▶ _Records for this task_:
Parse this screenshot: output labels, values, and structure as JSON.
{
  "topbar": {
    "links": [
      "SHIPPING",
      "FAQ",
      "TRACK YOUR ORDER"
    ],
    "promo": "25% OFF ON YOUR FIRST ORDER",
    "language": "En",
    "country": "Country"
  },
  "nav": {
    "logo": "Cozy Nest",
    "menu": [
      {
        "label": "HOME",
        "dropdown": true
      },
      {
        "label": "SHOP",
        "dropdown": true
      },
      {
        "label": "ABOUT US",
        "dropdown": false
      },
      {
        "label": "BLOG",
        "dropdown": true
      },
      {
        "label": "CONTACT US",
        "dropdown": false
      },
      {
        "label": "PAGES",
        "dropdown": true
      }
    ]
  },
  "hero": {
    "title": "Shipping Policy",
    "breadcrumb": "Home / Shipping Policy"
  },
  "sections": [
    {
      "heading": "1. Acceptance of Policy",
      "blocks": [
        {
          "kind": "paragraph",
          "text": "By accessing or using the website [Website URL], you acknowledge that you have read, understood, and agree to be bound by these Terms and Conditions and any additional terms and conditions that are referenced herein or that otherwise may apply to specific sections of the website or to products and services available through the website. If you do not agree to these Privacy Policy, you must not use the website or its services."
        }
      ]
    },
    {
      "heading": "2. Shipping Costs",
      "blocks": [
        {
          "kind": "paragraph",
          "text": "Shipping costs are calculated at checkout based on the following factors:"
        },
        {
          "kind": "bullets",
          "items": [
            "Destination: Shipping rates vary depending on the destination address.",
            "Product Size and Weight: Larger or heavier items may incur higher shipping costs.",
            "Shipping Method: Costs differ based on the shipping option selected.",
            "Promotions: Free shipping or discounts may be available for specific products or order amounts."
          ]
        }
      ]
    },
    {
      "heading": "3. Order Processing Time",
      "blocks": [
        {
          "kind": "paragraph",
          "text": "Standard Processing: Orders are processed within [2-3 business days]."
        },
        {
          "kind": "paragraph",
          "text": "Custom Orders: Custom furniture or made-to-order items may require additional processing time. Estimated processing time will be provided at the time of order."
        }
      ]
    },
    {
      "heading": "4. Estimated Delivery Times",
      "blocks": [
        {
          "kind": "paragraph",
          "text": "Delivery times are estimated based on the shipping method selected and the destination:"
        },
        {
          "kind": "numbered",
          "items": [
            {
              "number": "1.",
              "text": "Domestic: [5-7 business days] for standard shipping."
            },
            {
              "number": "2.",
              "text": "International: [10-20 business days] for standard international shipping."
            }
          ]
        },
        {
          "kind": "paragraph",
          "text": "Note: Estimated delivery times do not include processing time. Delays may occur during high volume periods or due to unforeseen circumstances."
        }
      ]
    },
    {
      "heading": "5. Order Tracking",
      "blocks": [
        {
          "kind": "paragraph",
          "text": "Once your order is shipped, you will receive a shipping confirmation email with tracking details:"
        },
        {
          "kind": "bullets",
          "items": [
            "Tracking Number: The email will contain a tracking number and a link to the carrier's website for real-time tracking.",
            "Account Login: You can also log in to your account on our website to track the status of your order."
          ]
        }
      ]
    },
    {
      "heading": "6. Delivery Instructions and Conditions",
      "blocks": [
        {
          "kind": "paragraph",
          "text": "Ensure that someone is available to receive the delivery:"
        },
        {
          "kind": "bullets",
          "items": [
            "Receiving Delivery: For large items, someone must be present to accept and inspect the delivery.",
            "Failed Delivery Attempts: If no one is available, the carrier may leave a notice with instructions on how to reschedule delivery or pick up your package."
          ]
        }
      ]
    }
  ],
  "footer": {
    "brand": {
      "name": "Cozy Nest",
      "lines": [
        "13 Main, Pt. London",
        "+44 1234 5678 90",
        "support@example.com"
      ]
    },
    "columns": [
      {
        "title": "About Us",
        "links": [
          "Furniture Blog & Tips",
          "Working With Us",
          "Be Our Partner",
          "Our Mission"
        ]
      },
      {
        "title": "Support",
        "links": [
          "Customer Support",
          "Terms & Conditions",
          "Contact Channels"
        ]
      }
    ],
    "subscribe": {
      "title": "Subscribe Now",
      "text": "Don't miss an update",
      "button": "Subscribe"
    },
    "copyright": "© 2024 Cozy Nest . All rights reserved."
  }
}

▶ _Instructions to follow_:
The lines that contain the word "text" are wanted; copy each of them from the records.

▶ _Answer_:
          "text": "By accessing or using the website [Website URL], you acknowledge that you have read, understood, and agree to be bound by these Terms and Conditions and any additional terms and conditions that are referenced herein or that otherwise may apply to specific sections of the website or to products and services available through the website. If you do not agree to these Privacy Policy, you must not use the website or its services."
          "text": "Shipping costs are calculated at checkout based on the following factors:"
          "text": "Standard Processing: Orders are processed within [2-3 business days]."
          "text": "Custom Orders: Custom furniture or made-to-order items may require additional processing time. Estimated processing time will be provided at the time of order."
          "text": "Delivery times are estimated based on the shipping method selected and the destination:"
              "text": "Domestic: [5-7 business days] for standard shipping."
              "text": "International: [10-20 business days] for standard international shipping."
          "text": "Note: Estimated delivery times do not include processing time. Delays may occur during high volume periods or due to unforeseen circumstances."
          "text": "Once your order is shipped, you will receive a shipping confirmation email with tracking details:"
          "text": "Ensure that someone is available to receive the delivery:"
      "text": "Don't miss an update",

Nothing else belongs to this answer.